Cyclists commuting downtown via Milwaukee in the last few weeks have probably noticed the wooden "Bike Shop" sign on the sidewalk near the intersection with Thomas—or maybe the "Bike Shop Open Soon" sign in the window for a month or two before that. Let's Roast Cycles
, a BMX-focused shop that also stocks commuter bikes and gear, officially opened August 28th, and I stopped in last week to look around.
Logan Beyhl, who owns the shop with fellow BMX biker Bob DeLaat, noted that they're still stocking up on inventory, but plan to carry "everything a commuter cyclist would need"—like fenders, lights, saddles, etc—as well as commuter and BMX bikes. Both men have been BMX biking for more than 15 years—they met while working at indoor mountain biking park Ray's MTB in Cleveland.
They decided to open a bike shop specializing in BMX bikes, Beyhl said, because there are a lot of people in Chicago who ride BMX, and no stores that cater to them. He also wants to host community events like weekly social bike rides (BMX on Tuesdays, regular bikes on Thursdays) and yoga.
Beyhl says that Sunday Bikes, a BMX bike company he worked for in Austin, Texas, used to host cycling-centered yoga. "It wasn't the spiritual side of things, it was like, you ride bikes, you should stretch this. To work muscles that you don't normally use—you don't use your lower back at all. I look very strange without a shirt on, because my upper back is really muscular just from being bent over and pedaling, but my lower back, there's just nothing there."
The Let's Roast space is full of reclaimed wood, from the counter to the bike racks to the display cabinets; Beyhl says they made everything themselves with wood from the Rebuilding Exchange. They also painted and resealed the ceiling tiles, painted the walls, put in new lighting, and refinished the floors. "It was kind of a rough space when we got in here to start things. I don't have any background in that stuff, so before each task on the list it was like, 'learn how to do this,'" Beyhl says.
They took possession of the space June 15, and Beyhl says they've been ready to open for a while, but getting the permits took a long time. According to the city, he says, it can takes anywhere from four days to nine weeks.
- Julia Thiel
- The storefront, with shop dog Hershel (who belongs to Beyhl) keeping watch
He's a little worried about opening at the end (for most people) of the cycling season, but says he thinks it'll be OK. They haven't sold a lot of bikes but they've been working on quite a few, and Beyhl is counting on their community-oriented events to get people into the shop. He also believes that the prices Let's Roast offers—both for gear and for repair work—are competitive enough to keep customers coming back. "If somebody comes in and needs something fixed creatively and they're on a budget—doing stuff that people can afford is important. I can make something work with what you've got.

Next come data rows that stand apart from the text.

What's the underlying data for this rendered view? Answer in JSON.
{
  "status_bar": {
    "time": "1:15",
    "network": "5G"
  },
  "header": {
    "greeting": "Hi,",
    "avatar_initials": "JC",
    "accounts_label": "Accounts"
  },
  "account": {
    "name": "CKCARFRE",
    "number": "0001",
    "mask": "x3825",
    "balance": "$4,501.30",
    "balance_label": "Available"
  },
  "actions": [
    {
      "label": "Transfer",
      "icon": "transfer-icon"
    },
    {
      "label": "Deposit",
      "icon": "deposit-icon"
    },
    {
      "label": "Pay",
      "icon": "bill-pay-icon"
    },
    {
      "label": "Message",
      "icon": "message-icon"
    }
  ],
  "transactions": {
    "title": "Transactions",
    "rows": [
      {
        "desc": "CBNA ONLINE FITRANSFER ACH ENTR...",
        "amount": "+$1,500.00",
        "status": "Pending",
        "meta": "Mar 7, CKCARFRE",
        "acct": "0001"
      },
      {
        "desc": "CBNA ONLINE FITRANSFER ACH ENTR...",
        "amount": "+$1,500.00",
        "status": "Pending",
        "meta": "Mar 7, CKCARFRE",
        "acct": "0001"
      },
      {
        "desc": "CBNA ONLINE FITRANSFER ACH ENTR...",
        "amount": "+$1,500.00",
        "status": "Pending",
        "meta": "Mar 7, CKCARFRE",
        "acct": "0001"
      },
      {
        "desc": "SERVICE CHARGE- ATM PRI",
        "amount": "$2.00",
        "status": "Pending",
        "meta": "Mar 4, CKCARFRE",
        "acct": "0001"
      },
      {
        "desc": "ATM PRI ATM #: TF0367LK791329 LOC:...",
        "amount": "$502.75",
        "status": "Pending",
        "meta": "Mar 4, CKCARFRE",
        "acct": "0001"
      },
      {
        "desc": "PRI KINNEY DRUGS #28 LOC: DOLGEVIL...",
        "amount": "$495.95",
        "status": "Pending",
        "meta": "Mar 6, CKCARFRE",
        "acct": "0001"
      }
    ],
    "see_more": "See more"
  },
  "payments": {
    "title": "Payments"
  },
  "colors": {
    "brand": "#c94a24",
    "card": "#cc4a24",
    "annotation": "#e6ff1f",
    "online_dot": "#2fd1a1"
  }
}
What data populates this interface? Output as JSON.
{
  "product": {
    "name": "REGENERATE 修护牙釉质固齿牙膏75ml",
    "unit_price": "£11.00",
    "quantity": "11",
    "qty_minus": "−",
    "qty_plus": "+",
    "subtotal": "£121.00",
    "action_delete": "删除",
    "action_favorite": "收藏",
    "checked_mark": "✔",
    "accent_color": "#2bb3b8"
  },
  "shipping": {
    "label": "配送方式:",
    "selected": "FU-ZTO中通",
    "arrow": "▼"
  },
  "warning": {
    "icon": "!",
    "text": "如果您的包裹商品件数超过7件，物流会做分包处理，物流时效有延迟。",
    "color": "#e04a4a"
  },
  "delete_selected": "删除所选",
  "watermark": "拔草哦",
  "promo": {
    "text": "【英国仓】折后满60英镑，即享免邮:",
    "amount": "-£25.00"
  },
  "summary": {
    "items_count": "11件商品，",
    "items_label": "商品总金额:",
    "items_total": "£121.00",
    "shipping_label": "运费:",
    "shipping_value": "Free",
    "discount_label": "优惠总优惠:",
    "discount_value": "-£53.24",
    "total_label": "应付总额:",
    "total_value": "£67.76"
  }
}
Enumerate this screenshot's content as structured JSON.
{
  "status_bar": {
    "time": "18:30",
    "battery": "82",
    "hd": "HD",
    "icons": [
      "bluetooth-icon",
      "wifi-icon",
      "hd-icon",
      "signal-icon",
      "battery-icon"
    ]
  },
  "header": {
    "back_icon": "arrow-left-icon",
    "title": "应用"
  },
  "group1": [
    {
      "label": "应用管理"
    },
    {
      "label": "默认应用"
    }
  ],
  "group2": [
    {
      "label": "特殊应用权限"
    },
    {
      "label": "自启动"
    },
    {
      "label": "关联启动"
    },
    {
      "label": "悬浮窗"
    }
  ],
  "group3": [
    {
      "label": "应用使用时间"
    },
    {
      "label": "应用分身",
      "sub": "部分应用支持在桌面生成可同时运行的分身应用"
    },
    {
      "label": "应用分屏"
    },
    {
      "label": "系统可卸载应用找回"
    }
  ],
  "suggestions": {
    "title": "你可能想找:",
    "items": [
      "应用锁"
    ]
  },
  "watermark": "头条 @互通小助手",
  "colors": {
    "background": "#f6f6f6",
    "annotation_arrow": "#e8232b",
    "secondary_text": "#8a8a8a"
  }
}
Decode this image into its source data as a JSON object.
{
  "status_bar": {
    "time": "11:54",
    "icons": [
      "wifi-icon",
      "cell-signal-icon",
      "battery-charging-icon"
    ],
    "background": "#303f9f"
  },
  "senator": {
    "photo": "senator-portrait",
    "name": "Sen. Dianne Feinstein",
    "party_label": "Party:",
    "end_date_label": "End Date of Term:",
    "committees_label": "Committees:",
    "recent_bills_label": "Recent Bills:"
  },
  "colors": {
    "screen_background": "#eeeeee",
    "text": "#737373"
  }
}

"I hate condescending shops. That is the biggest pet peeve that I have. Especially riding BMX, because people look at you like—at least before BMX was more accepted—you kind of got laughed at if you went into a shop to get a BMX tube. Like, look at this guy, he's a grown man and he's trying to get a 20-inch tube!"
While BMX has become more accepted, Beyhl says, it's still not easy to find public places to ride here. There's the Garden, a set of dirt jumps that's open to both BMX and mountain bikers, but Beyhl thinks that the jumps are often intimidating for beginners because they're big. And bikes aren't allowed at skate parks in Chicago—which doesn't stop Beyhl from riding them. He says it's rarely an issue—the skateboarders are usually fine with it—but if they try to get a group together, the police inevitably show up and make them leave.
Its slight illegality nothwithstanding, Beyhl says he loves BMX biking in Chicago's skate parks. "Wilson Skate Park, that's my favorite park in the world. I've traveled to Asia to ride, all around the country, and that is the best one."
Beyhl also missed Chicago's non-BMX bike scene when he was living in Austin (though he says the reason he moved back here was that he couldn't handle the Texas heat). "The first time I came back, sitting in bike traffic, I was like, oh, this is awesome. It's very cool to see."
Let's Roast Cycles, 1116 N. Milwaukee, 773-278-7820, Mon-Fri 8 AM-8 PM, Sat 10 AM-8 PM, Sun 10 AM-5 PM